The port could have appealed the ruling to the U.S. Supreme Court or asked 9th Circuit to review the case again.

The employee mandate, which was backed by labor groups, would have ended companies’ long-standing practice of contracting with independent truck drivers and made it possible for the Teamsters union to organize port truckers.

The American Trucking Association fought that part of the plan, as well as other provisions that gave the port the power to force companies to maintain trucks and ban non-compliant operators from the port. The 9th Circuit upheld all parts of the program except the employee mandate.

“We're pleased that most aspects of the Port of Los Angeles Clean Truck Program model have been upheld by the courts. Our program will assure safe, clean and more secure drayage for the long term,” said port Executive Director Geraldine Knatz in a statement released after the commission meeting.

The trucking association, which lauded the 9th Circuit’s decision on employee drivers but was not pleased with other elements of the decision, has not said whether it will continue to pursue appeals.

The Clean Truck Program requires companies to replace old trucks with new cleaner models. The trucks were subsidized, but the port had required truck companies to hire employees rather than contract with independent owner-operators.

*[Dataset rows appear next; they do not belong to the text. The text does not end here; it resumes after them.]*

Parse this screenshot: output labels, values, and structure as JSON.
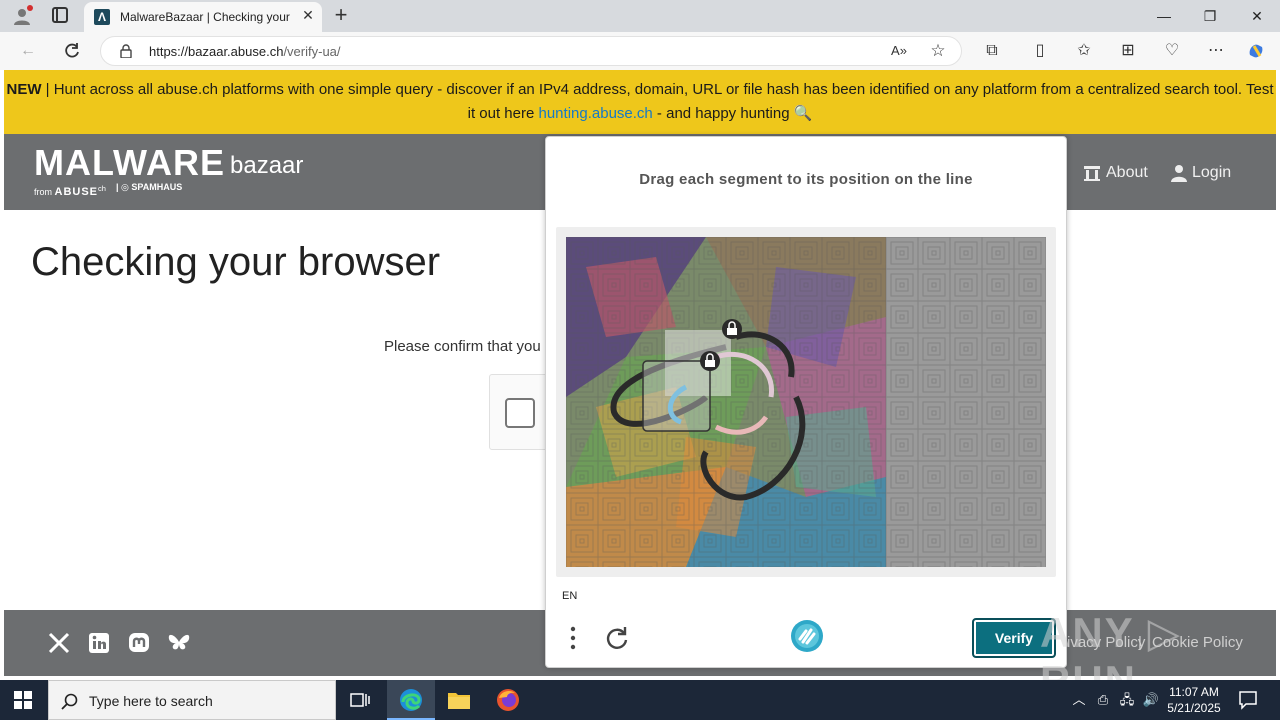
{
  "browser": {
    "tab_title": "MalwareBazaar | Checking your b",
    "url_host": "https://bazaar.abuse.ch",
    "url_path": "/verify-ua/",
    "window_minimize": "—",
    "window_maximize": "❐",
    "window_close": "✕"
  },
  "banner": {
    "new_label": "NEW",
    "text_before": " | Hunt across all abuse.ch platforms with one simple query - discover if an IPv4 address, domain, URL or file hash has been identified on any platform from a centralized search tool. Test it out here ",
    "link_text": "hunting.abuse.ch",
    "text_after": " - and happy hunting 🔍"
  },
  "site": {
    "logo_main": "MALWARE",
    "logo_sub": "bazaar",
    "logo_from": "from",
    "logo_abuse": "ABUSE",
    "logo_abuse_sup": "ch",
    "logo_spamhaus": "SPAMHAUS",
    "nav_about": "About",
    "nav_login": "Login"
  },
  "page": {
    "title": "Checking your browser",
    "confirm_text": "Please confirm that you"
  },
  "footer": {
    "privacy_link": "Privacy Policy",
    "separator": "|",
    "cookie_link": "Cookie Policy"
  },
  "captcha": {
    "prompt": "Drag each segment to its position on the line",
    "language": "EN",
    "verify_label": "Verify"
  },
  "watermark": {
    "text": "ANY ▷ RUN"
  },
  "taskbar": {
    "search_placeholder": "Type here to search",
    "clock_time": "11:07 AM",
    "clock_date": "5/21/2025"
  },
  "colors": {
    "banner": "#eec71b",
    "header": "#6c6e70",
    "verify": "#0c6f7f",
    "link": "#167ac6",
    "taskbar": "#1c2738"
  }
}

The port estimates that diesel emissions have been reduced by 80 percent as a result of the plan.